Ever since I started looking into the UK broadband and FTTx market I have heard time and again the pride of various players (Ofcom, BT and others) in the pioneer role that the UK played in broadband emergence and adoption. When discussions steer towards NGA and FTTx in particular though, the pride either turns to arrogance or shame. There seems to be something rotten in the state of UK NGA.
Yesterday I was pointed to a release by Research firm Point Topic on UK FTTx deployment and adoption. I will tell you honestly, I nearly fell off my chair. I'm ashamed enough that the French FTTx numbers don't reach the 100k mark yet, imagine my astonishment at seeing that there were less than 3000 FTTx subscribers in the UK (an adoption rate of 0.005%) half of which are FTTC.

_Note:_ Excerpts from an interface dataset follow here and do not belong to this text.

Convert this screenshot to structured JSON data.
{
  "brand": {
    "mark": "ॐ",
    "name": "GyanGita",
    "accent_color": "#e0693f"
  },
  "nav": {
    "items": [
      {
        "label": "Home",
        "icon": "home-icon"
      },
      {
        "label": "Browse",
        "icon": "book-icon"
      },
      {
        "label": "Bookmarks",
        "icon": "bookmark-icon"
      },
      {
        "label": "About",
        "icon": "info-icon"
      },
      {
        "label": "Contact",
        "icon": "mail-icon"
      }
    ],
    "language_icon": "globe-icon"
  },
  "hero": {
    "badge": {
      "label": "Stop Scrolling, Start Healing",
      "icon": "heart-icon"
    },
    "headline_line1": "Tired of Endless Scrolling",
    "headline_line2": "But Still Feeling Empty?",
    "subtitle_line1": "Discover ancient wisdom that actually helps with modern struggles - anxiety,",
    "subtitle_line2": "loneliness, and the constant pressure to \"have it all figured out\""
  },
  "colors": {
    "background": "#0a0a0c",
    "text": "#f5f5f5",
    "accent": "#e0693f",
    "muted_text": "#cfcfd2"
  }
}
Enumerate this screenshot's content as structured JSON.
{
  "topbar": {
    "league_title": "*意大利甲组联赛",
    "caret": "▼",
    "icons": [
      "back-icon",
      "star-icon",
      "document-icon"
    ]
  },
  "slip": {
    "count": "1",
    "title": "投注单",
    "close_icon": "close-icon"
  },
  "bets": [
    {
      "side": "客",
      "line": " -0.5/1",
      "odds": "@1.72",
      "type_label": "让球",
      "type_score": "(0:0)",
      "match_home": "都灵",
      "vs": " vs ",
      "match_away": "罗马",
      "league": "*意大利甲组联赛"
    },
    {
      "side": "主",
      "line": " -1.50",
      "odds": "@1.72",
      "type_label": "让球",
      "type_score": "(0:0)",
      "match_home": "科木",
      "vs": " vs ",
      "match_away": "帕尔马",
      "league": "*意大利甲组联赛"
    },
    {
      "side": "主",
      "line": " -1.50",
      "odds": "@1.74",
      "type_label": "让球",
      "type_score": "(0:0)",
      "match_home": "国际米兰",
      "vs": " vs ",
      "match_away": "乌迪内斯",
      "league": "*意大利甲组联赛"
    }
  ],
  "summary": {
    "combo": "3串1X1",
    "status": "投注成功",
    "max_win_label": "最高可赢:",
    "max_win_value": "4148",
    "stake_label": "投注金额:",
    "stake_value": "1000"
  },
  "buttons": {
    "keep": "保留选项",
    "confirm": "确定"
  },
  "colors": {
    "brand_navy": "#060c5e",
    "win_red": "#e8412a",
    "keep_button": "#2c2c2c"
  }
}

BT seems bullish about its FTTC deployment in the next few months though. According to Point Topic "BT anticipates 4,500
NGA street cabinets installed by March 2010, serving about 1 million
premises, and 20,000 by the following March". Is this just a case of a measurement being made too soon ? Maybe, although I have a hard time imagining that deployment will be that fast, and an even harder time thinking that adoption will follow at the same rate.
Such numbers leave the door open for FTTH Council Europe President Karel Helsen to suggest that UK PLC bet on the wrong horse for its NGA deployment, as hinted in his editorial published in the Financial Times on Monday. Here's how he concludes his piece:
"In the Council’s view, money should not be spent on short-term fixes
that will be obsolete in a few years. Fibre-to-the-home is often
described as future proof – optical fibre has virtually unlimited
capacity both to and from the user, so bandwidth upgrades only require
changes to the equipment on the ends of the link.
network once; enjoy it for the next 50 years and beyond – why settle for
It seems hard to argue against this. I have stated in the past that I worry very much about BT's economic space for FTTC. It's hard enough for FTTH providers around the world to convince customers to switch from ADSL (in the absence of clear differentiating services), it's going to be much harder for BT and other ISPs to convince customers to switch to a solution that is nominally not as good as Virgin's HFC and doesn't carry along the TV services that Virgin offers…
Maybe it's too late to switch tracks already. But there's one point in Karel's editorial that I cannot disagree with, and this is one thing I state over and over again when talking to public authorities and policy makers: if you're going to inject public money in NGA deployment, make sure that money will reap 50 years of benefits, not just 5 years.